This photo was taken on my husband’s birthday. I was waiting in the car with my son while my husband, Domenic, had a ride in a Ferrari – a birthday gift I promised him. The weather was beautiful and we planned to go out for lunch afterwards. My son was three months old. I was smiling in the photo and without a doubt I tried to be happy on that day, but behind that smile was a very tired and very depressed mum.

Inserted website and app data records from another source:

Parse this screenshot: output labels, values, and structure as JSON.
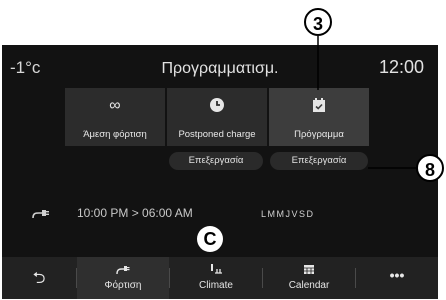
{
  "header": {
    "temperature": "-1°c",
    "title": "Προγραμματισμ.",
    "time": "12:00"
  },
  "modes": [
    {
      "label": "Άμεση φόρτιση",
      "icon": "infinity-icon"
    },
    {
      "label": "Postponed charge",
      "icon": "clock-icon"
    },
    {
      "label": "Πρόγραμμα",
      "icon": "calendar-check-icon"
    }
  ],
  "edit_buttons": [
    "Επεξεργασία",
    "Επεξεργασία"
  ],
  "schedule": {
    "time_range": "10:00 PM > 06:00 AM",
    "days": "LMMJVSD",
    "icon": "charging-plug-icon"
  },
  "nav": [
    {
      "label": "",
      "icon": "back-arrow-icon"
    },
    {
      "label": "Φόρτιση",
      "icon": "charging-plug-icon"
    },
    {
      "label": "Climate",
      "icon": "climate-icon"
    },
    {
      "label": "Calendar",
      "icon": "calendar-icon"
    },
    {
      "label": "",
      "icon": "more-icon"
    }
  ],
  "annotations": {
    "callout_3": "3",
    "callout_8": "8",
    "marker_c": "C"
  }
}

I remember the night before; I sat up staring at the ceiling while my son was in his bassinet next to me, grunting but sleeping like a little piglet. I was praying that he would let me sleep that night. Begging to whatever angel or god or whoever was out there that was listening that he would just give me 4 hours straight. Even though he slept, I stayed awake. I began wondering what it meant to be a mum, if this was my life now, if staying awake all night pleading with the darkness that my son would sleep, while I could hear Domenic snoring on the couch. That’s where he had been for the last 3 months. I wondered in that moment if this was as good as it was going to get. ‘What have I done?’ I thought to myself, while I cried hard into my pillow as to not wake my son up. This tiny little human had so much power over me. He made me feel vulnerable, inadequate, exhausted, depressed, joyful, all at once. The biggest feeling I couldn’t shake was regret. In that moment I regretted becoming a mother. I felt like I couldn’t do it.
We went for the long drive to the track where my husband’s joy ride was going to be. I remember being obsessed with my son’s sleep. I would calculate in my head and hoping the more hours he would do, the more of the possibility that he would sleep better at night.
I remember we went to a café and I was trying so hard to pretend I was okay for my husband but all I wanted to do was burst into tears. I was afraid to feed my baby, afraid I was being watched. Afraid of the night to come. Afraid the day would be over and I would be alone once again with my baby in the dark with my blinds drawn wishing the day would be over.
When I look at the photo it is a reminder of how far I have come. I asked for help. I admitted my worries and my dark thoughts. I accepted the help. I became resilient. I was admitted to a mother baby unit. I sought counselling, I went to support groups, I joined playgroups. I fell deep into that hole and I dug my way back out. I did it. Now I stare at my two little children, giggling at each other in delight, and I find myself smiling too. I am proud of them. They now make me feel strong, like I am enough, rested, and overwhelmed with happiness and love. I never thought I would get to this place, but here I am now, happy to be a mother.
"Sometimes after a feed, I lie in bed at night, around 4am and thoughts start to trickle through my head. I cannot exactly control them, even though I try not think think about it. I call them little gifts from anxiety…"